Of course, ‘accidents happen’ as they say, but looking back on the events that unfolded, leading up to my RTA on that winter’s morning, I can’t help but wonder if I could have done things differently back then, which may have gone a long way towards avoiding the accident and its consequences in the first place. To that end, here is some advice Siemens HSE have issued regarding precautions to be taken whilst winter driving.
Road Safety Awareness – Get Your Vehicle Ready for Winter:
Before you travel, check your vehicle:
• Tyre’s (including the spare) must be inflated to the correct pressure. The legal minimum tread depth is 1.6 mm, but we recommend at least 3 mm for driving in winter conditions.
• Top up oil and water levels
• Ensure anti-freeze and screen wash are at the correct concentrations and correct levels for winter.
• Have your battery checked to ensure it is fully charged, the terminals are clean and it is topped up with distilled water if necessary.
• Check that your heater system is working efficiently and the demister is effective.
• Check your windscreen wipers and replace the blades if necessary.
• Check that all lights are clean and working properly.
• Ensure that windows and mirrors are clean and free from snow or ice and are fully demisted and clear before you set off.
• Ensure that you have enough fuel in the tank.
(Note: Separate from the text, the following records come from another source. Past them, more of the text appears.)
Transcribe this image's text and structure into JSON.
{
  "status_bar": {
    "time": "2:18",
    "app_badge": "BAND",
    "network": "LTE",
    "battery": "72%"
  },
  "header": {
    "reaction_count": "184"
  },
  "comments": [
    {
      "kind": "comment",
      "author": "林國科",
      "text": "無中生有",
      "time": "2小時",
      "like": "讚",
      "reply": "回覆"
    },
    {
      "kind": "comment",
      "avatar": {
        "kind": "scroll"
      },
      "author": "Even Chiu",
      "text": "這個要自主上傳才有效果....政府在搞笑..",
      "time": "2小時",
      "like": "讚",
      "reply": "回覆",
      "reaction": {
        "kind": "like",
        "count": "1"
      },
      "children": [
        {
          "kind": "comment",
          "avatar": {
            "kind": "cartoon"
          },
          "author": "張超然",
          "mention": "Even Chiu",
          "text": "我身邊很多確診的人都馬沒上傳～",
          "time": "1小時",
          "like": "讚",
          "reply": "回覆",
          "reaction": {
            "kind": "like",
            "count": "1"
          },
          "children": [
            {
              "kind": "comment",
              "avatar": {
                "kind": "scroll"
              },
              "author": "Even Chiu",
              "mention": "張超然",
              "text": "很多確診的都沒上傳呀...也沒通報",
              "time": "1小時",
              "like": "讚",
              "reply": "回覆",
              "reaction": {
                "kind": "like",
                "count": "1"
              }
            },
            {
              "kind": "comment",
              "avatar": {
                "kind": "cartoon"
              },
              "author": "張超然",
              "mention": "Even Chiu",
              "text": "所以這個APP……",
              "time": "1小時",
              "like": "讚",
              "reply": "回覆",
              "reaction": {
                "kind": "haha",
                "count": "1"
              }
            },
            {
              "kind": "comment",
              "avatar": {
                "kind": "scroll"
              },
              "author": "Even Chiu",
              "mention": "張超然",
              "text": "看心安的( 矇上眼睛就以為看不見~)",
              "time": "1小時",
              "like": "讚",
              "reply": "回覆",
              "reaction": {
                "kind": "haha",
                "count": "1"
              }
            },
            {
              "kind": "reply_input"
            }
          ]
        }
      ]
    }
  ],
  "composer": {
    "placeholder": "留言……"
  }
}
When driving in bad weather conditions:
• Slow down
• Anticipate problems
• Use the highest gear as possible
• Avoid sudden braking and acceleration
• Avoid harsh steering
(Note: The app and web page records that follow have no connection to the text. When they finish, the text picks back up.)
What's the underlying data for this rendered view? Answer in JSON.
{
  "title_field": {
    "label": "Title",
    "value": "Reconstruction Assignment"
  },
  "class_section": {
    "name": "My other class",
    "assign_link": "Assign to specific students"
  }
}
• Increase distance between you and the vehicle in front
• Take particular care at junctions when leaving or joining untreated roads
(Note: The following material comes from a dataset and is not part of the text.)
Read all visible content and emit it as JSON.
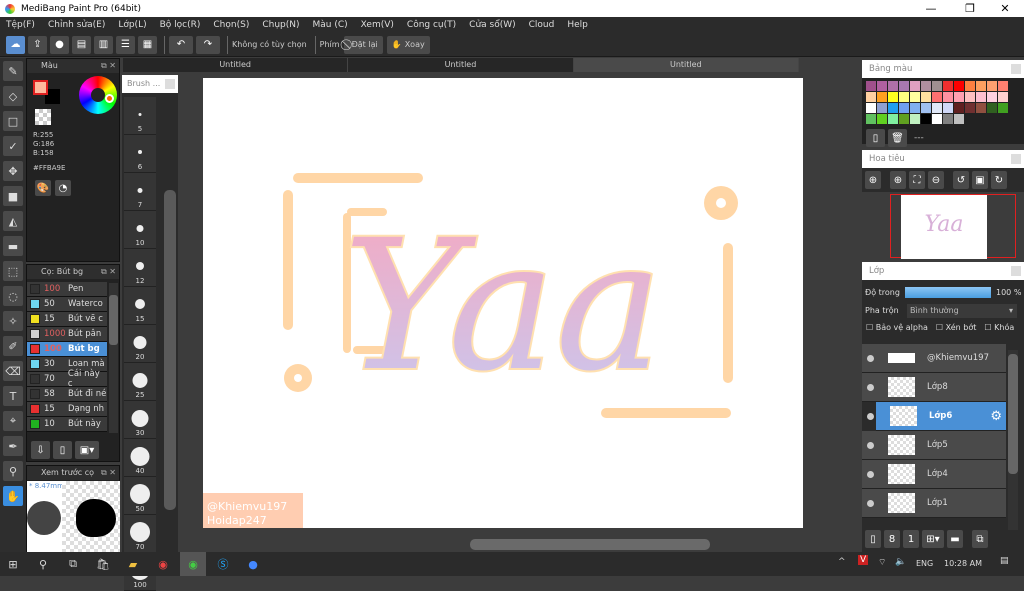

• Allow extra time for your journey and avoid rushing
• Take particular care in low light levels
• In snowy or icy conditions, try to use motorways and main roads where possible, or other routes that have been gritted Be sure to take with you…
• Deicer spray and plastic scraper.
• Sun glasses (in case of glare caused by low sun)
• Emergency kit – these are available to buy ready-made, or you could assemble your own.
• Mobile phone …but do not use it whilst you are driving
• Keep your phone switched off while you are driving
• OR place it on call divert or voicemail to receive any messages.
• Stop at a safe location to monitor and make any necessary calls In addition, if you have to travel in particularly adverse conditions, it would be wise to take:
• Warm clothing
• Wellington boots
• Sleeping bag or blanket
• Hot drink
• Chocolate or other high energy foods
• Check your local and/or national travel information and weather forecasts before setting off: Useful sources of information:
• Local and national radio
• Highways Agency information line 08457 50 40 30
• In extreme conditions, or if they are forecast, review whether your journey is really necessary
• If you must travel, plan journey with care, using main roads or motorways where possible.
Tell someone where you are going and what time you expect to arrive
Teaser Photo by Adam Cai on Unsplash